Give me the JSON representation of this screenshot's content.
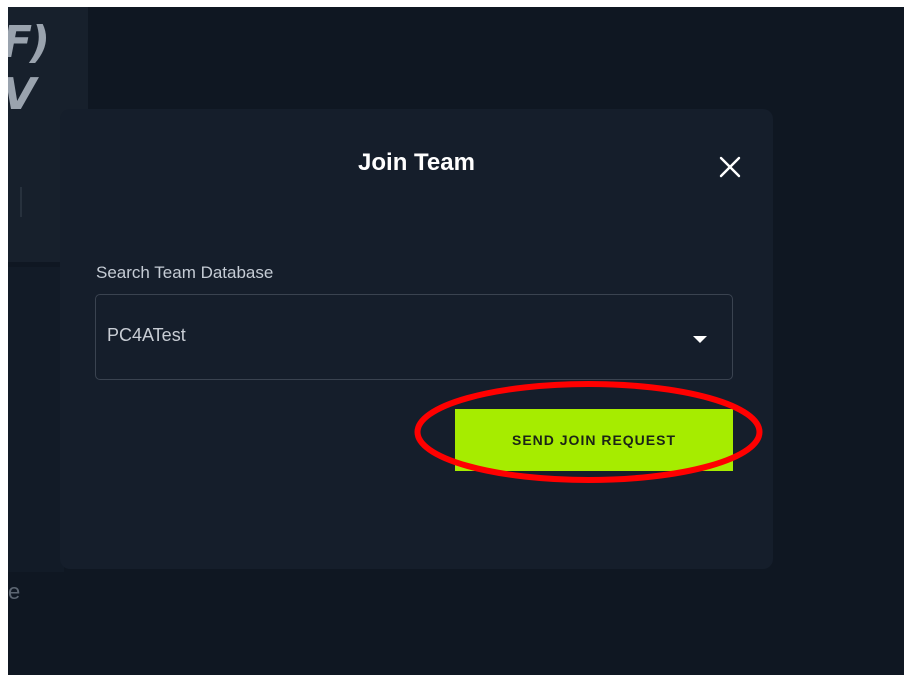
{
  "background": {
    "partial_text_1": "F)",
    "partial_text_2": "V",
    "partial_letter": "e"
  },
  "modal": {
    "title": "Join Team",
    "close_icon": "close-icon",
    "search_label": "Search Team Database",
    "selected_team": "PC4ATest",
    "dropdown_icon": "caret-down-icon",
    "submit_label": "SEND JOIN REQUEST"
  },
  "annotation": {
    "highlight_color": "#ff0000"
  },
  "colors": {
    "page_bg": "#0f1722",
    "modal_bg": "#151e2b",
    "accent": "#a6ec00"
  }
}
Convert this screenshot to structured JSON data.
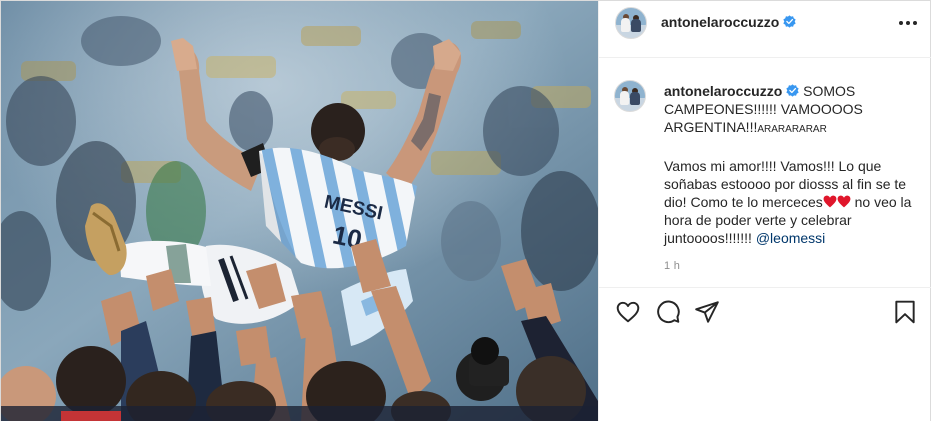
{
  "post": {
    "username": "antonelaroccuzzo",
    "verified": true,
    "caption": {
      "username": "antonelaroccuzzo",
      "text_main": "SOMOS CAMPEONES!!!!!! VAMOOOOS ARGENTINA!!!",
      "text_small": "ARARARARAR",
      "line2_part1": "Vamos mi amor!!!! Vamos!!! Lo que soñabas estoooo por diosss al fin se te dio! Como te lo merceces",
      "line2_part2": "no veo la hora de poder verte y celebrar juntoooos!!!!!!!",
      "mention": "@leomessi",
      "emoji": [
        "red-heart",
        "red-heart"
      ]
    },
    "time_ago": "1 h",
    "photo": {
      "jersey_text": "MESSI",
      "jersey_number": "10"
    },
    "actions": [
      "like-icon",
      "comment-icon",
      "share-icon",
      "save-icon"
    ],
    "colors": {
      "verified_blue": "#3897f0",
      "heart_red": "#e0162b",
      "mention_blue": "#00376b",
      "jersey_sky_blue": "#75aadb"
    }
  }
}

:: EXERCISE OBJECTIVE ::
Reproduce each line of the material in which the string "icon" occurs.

:: WRITTEN SOLUTION ::
    "close_icon": "close-icon",
    "dropdown_icon": "caret-down-icon",
      "like-icon",
      "comment-icon",
      "share-icon",
      "save-icon"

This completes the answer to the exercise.